A working mum with two sons – including 13 year old Luke who was diagnosed with type 1 diabetes aged 10 – Ellie tells us how relaxing in the kitchen (and using Cook&Count app!) helps her to feed her family…
Healthy eating and home cooking
Healthy eating was important before Luke’s diagnosis anyway – we’ve always cooked healthily and had a healthy balanced diet. We’ve never been into any kind of fad diets at all, but when you have type 1 it is partly about making sure you can carb count accurately. We aim for a low fat, healthy, balanced diet, and the way to get that is home cooked food.
Part of why I enjoy home cooking is relaxation. I’ve always enjoyed cooking but I work so I don’t have time to cook every night. I usually just potter around in the kitchen on my day off and make a batch of food for the week. I enjoy cooking for appreciative hungry boys – they’re very easy to feed! It can get a bit tedious doing the same day in day out, so I like to mix it up a bit.
The importance of accurate carb counting (and the benefits of calorie awareness)

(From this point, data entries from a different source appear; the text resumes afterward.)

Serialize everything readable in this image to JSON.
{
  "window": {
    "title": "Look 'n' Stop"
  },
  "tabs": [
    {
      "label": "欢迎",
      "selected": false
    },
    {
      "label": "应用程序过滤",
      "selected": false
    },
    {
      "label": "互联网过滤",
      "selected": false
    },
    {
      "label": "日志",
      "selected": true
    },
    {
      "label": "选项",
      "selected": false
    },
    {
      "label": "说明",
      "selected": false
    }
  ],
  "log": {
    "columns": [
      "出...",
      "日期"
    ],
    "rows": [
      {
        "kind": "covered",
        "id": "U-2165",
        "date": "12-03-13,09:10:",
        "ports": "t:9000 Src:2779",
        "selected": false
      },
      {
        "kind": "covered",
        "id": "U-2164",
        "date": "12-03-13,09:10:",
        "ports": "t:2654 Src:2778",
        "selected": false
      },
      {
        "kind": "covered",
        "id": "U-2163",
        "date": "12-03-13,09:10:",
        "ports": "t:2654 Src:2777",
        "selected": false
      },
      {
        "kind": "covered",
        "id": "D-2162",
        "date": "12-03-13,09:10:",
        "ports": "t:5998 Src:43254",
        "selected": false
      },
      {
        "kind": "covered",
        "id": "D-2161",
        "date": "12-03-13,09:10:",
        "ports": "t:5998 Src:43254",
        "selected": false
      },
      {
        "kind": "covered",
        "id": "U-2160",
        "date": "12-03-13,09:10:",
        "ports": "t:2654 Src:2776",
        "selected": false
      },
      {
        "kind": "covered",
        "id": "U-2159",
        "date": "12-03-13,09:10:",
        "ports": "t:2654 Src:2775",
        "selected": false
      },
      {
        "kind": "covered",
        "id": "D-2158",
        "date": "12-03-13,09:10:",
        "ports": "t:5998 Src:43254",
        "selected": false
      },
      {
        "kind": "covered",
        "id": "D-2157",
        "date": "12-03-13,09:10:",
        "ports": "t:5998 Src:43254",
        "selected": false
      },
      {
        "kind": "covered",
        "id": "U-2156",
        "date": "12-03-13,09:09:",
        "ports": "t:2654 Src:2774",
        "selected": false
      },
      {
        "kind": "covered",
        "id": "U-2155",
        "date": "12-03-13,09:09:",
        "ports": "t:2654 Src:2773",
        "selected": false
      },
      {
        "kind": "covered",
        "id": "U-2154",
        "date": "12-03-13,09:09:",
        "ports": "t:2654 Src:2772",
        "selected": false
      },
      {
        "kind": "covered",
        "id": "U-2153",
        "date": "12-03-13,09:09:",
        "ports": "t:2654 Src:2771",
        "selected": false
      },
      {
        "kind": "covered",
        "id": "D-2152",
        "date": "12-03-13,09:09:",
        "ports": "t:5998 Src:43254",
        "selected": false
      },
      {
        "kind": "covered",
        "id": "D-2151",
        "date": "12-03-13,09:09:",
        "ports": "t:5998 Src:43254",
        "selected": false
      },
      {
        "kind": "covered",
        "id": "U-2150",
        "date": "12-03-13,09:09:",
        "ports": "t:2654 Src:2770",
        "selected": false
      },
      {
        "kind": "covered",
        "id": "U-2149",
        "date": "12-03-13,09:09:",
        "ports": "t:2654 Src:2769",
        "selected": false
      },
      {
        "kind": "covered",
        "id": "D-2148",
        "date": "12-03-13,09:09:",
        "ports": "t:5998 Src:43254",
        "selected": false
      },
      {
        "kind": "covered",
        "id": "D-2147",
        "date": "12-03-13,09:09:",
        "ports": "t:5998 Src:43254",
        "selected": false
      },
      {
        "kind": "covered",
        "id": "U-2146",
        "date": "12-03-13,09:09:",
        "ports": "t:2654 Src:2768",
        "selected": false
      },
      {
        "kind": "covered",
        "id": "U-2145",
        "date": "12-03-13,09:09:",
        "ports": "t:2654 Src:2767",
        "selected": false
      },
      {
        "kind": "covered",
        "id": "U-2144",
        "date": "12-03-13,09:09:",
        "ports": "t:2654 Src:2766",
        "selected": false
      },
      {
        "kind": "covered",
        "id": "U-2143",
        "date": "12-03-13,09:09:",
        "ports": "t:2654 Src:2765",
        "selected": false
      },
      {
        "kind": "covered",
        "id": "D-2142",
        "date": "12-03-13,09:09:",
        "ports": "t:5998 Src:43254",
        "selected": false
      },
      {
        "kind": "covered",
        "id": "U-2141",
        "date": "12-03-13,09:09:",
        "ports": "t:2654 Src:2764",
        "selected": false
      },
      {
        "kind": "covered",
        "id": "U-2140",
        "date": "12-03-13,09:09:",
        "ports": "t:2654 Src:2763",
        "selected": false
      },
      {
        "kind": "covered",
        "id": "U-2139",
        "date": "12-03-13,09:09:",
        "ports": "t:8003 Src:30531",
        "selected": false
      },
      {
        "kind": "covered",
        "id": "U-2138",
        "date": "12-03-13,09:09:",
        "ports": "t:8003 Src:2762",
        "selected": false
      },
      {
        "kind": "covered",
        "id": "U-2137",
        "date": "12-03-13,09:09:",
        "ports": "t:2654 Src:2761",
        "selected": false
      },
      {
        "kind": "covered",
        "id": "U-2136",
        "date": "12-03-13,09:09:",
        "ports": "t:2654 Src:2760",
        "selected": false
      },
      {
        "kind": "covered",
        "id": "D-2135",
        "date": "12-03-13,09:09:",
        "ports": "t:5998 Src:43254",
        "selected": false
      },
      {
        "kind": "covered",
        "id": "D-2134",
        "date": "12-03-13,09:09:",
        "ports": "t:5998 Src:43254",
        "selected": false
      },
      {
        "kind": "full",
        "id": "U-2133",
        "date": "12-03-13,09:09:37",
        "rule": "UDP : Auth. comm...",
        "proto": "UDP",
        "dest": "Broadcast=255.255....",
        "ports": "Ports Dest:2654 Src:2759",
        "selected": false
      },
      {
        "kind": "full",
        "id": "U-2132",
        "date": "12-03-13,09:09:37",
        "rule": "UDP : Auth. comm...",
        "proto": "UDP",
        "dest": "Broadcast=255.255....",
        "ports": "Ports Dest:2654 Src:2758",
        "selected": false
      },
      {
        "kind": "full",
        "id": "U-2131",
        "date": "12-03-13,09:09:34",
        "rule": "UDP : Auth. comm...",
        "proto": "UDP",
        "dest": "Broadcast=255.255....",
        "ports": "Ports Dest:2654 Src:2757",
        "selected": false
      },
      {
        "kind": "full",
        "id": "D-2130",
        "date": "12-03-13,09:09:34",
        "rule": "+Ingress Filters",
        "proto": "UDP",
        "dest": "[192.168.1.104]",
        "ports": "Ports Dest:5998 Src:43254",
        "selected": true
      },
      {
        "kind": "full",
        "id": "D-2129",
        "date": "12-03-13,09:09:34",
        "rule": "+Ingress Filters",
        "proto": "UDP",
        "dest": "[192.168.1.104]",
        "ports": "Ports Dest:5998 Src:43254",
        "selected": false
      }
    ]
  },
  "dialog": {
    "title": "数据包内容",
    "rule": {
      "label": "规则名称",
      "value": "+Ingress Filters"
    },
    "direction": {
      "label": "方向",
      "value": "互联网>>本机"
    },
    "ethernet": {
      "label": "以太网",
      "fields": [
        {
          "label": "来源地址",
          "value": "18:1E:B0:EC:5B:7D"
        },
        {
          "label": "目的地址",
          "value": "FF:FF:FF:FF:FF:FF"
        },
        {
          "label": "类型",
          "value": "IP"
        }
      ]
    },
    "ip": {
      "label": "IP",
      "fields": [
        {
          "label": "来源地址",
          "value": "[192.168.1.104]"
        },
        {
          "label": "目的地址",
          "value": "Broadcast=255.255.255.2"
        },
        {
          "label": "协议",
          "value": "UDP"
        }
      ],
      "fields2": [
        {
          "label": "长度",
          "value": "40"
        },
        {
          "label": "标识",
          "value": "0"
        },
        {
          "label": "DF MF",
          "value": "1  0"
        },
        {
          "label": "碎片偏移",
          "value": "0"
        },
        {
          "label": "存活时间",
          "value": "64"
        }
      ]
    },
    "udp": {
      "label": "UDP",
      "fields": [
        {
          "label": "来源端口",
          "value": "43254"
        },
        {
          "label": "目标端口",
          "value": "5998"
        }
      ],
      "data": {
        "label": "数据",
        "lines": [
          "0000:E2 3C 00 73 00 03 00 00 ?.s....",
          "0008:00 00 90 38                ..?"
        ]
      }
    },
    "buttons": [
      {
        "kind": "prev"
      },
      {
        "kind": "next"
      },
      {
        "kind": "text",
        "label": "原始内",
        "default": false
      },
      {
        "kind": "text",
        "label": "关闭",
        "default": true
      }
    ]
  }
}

The reason I’m interested in knowing the nutritional content of my food is predominantly for carb counting. Even if you look at recipe books that have the carb content per portion, I’ve noticed they can be way off, or not include the portion of rice that it comes on the side. The information out there can be quite misleading, so actually doing it yourself is the best way to guarantee that you’re getting the carbs right. If you get it wrong when you’re matching it with insulin, you risk having your blood sugar shooting up or plummeting down. I was quite shocked when Luke was first diagnosed that his dietitian said that he needs to be within 10 grams of carbs of accuracy in what he’s counting. It sounds dramatic, but it is important.

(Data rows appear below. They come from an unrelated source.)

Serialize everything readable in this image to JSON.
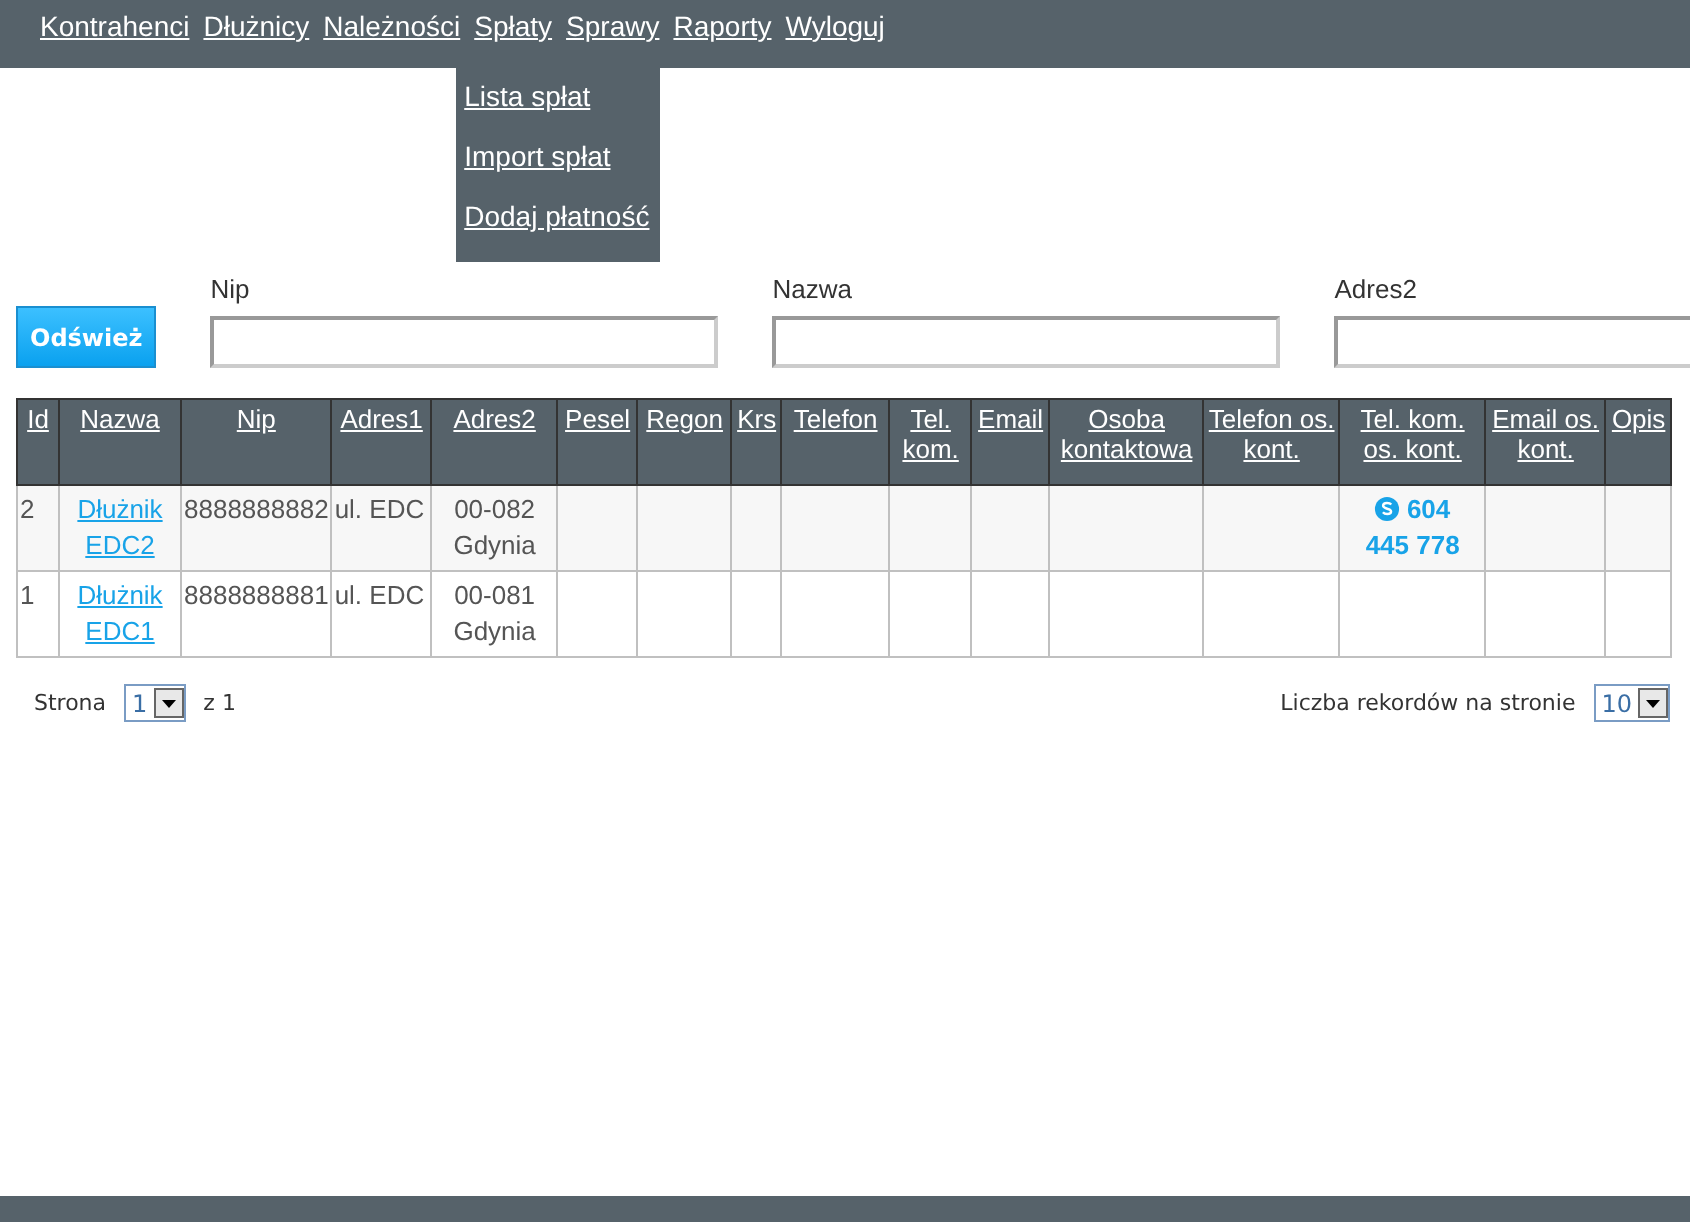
{
  "menu": [
    {
      "label": "Kontrahenci"
    },
    {
      "label": "Dłużnicy"
    },
    {
      "label": "Należności"
    },
    {
      "label": "Spłaty",
      "submenu": [
        "Lista spłat",
        "Import spłat",
        "Dodaj płatność"
      ]
    },
    {
      "label": "Sprawy"
    },
    {
      "label": "Raporty"
    },
    {
      "label": "Wyloguj"
    }
  ],
  "refresh_button": "Odśwież",
  "filters": [
    {
      "label": "Nip"
    },
    {
      "label": "Nazwa"
    },
    {
      "label": "Adres2"
    }
  ],
  "table": {
    "columns": [
      "Id",
      "Nazwa",
      "Nip",
      "Adres1",
      "Adres2",
      "Pesel",
      "Regon",
      "Krs",
      "Telefon",
      "Tel. kom.",
      "Email",
      "Osoba kontaktowa",
      "Telefon os. kont.",
      "Tel. kom. os. kont.",
      "Email os. kont.",
      "Opis"
    ],
    "rows": [
      {
        "id": "2",
        "nazwa": "Dłużnik EDC2",
        "nip": "8888888882",
        "adres1": "ul. EDC",
        "adres2": "00-082 Gdynia",
        "tel_kom_os_kont": "604 445 778"
      },
      {
        "id": "1",
        "nazwa": "Dłużnik EDC1",
        "nip": "8888888881",
        "adres1": "ul. EDC",
        "adres2": "00-081 Gdynia"
      }
    ]
  },
  "pagination": {
    "page_label": "Strona",
    "page": "1",
    "of_label": "z 1",
    "per_page_label": "Liczba rekordów na stronie",
    "per_page": "10"
  }
}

I don’t diet at all and I don’t do fad diets, but I have to say that when I want to lose a bit of weight the only way that I think works is doing a calorie counted diet. So I’ve been using the calorie content as well which is an added bonus! One other thing that is important on the nutritional content is fat. It’s good to have an awareness of whether your food is particularly fatty.
Making life easier
I couldn’t believe the irony of Luke being diagnosed as my maths is really not strong. I had all these scribbles – ratios worked out on the backs of envelopes in the kitchen, and I would go through packets of rice and packets of sugar, working out whole recipes by hand on a calculator. This wasn’t particularly time efficient, but then I’d write them all down for future reference. It’s much easier to have it calculated for you.
I discovered Cook&Count app on Twitter. It was quite early days and Luke had only just been diagnosed. Cook&Count app is helpful if I’m doing a new recipe from scratch to work out the carbs. I recently went through a period of thinking I had it all sorted – I’ve got all my usual recipes off the top of my head now – but he’s growing all the time. When you’ve got a teenager with type 1, they suddenly start eating more and the portion is one and a half times the size. It’s being able to adapt the sizes that’s really useful. You think you can carb count in advance, but then actually you might want seconds and a bit more pudding, so it just gives you that flexibility.
It’s all about portion sizes
The most important thing for me is the ability to carb count based on weight and portion sizes. Sometimes you’re not going to be near scales, so you can just judge it by portion size and divide it up – that’s really helpful. I haven’t seen anything like it. I know other health and fitness apps have carb counting, but it tends to be more about takeaway and restaurant food rather than actually being able to create your own food at home.
The only thing to improve Cook&Count app for me would be to be able to use it online on my laptop – I think that would be useful!
Try out Cook&Count app for free for yourself from the App Store or Google Play.